Could you filter the records below down to the lines that include the word "volume"?

(Saved data entries)
○ ○ ○ ○

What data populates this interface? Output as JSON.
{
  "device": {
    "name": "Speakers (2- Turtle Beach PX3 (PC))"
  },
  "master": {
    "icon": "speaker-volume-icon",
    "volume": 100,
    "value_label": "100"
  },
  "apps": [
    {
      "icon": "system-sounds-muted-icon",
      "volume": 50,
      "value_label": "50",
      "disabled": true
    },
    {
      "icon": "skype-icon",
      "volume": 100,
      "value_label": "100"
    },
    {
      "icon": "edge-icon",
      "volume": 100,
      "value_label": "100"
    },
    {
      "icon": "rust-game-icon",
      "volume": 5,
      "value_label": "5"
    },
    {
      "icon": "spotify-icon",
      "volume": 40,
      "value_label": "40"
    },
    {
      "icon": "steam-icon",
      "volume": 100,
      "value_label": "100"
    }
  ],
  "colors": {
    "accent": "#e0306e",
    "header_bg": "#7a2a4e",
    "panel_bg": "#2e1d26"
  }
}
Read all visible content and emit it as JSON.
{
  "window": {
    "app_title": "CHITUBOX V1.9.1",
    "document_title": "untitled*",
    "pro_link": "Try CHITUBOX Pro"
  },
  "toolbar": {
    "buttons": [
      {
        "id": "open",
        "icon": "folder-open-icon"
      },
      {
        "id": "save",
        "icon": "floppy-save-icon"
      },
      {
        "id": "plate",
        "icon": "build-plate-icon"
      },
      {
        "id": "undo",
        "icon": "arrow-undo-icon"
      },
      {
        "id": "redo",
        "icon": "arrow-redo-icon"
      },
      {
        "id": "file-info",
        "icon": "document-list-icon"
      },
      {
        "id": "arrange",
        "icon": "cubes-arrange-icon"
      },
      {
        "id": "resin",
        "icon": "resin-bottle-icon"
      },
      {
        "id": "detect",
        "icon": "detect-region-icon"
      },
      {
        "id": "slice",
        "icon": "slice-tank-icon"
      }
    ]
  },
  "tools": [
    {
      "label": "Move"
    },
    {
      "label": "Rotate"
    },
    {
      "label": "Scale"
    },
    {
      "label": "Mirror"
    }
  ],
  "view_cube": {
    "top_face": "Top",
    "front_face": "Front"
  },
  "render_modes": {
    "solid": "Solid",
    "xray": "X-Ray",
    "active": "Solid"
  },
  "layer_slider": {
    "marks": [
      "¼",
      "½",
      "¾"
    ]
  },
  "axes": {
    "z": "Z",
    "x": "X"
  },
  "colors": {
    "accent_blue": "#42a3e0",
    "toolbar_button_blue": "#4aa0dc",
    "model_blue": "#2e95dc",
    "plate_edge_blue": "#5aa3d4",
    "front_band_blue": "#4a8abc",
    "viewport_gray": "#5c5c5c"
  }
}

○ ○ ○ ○

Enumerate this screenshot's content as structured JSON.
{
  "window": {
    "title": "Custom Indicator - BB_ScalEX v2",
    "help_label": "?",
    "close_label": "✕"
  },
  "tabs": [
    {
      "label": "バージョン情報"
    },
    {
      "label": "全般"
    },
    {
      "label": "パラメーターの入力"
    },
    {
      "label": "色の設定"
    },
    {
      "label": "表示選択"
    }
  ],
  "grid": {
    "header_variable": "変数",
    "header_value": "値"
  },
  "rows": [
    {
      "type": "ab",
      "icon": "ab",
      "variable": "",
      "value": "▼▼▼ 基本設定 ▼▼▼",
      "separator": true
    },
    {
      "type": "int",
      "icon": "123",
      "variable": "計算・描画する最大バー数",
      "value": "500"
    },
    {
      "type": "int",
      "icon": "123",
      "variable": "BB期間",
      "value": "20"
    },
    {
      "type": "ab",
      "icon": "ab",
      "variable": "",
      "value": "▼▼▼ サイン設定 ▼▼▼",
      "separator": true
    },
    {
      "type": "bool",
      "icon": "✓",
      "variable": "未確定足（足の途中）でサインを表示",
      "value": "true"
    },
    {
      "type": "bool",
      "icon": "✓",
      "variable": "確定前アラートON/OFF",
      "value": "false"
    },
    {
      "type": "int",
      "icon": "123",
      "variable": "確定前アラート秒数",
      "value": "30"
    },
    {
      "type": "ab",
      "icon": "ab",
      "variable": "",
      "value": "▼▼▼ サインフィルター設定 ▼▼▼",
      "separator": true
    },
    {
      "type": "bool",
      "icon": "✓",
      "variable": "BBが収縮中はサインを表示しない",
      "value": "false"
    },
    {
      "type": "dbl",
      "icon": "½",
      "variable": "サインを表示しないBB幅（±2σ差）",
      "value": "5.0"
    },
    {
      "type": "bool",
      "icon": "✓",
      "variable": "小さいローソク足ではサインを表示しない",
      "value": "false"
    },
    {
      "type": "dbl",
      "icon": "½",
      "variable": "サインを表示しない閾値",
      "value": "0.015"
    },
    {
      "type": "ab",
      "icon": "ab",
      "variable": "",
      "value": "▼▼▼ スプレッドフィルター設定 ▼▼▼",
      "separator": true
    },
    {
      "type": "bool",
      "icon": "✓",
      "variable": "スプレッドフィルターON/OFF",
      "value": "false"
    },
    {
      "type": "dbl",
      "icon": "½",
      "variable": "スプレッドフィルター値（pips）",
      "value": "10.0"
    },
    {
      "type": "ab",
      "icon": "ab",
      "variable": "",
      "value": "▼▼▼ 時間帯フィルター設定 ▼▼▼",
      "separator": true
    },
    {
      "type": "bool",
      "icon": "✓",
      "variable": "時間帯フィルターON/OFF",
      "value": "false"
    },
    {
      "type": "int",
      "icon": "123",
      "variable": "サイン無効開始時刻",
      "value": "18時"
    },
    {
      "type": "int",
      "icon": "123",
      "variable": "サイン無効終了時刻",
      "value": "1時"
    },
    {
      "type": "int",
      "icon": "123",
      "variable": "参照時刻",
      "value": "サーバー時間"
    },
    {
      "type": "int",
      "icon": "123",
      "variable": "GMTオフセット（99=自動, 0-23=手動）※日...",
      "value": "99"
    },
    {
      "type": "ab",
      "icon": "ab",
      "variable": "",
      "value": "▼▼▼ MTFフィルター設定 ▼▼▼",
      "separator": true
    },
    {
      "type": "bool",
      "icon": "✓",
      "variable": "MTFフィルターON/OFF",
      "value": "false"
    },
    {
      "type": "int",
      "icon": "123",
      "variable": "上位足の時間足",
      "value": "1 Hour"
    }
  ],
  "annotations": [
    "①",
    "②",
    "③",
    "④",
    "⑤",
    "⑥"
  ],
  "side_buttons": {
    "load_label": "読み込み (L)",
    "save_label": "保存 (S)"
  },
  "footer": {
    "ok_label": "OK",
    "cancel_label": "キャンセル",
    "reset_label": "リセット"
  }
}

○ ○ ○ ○

▸ Response
    "icon": "speaker-volume-icon",
    "volume": 100,
      "volume": 50,
      "volume": 100,
      "volume": 100,
      "volume": 5,
      "volume": 40,
      "volume": 100,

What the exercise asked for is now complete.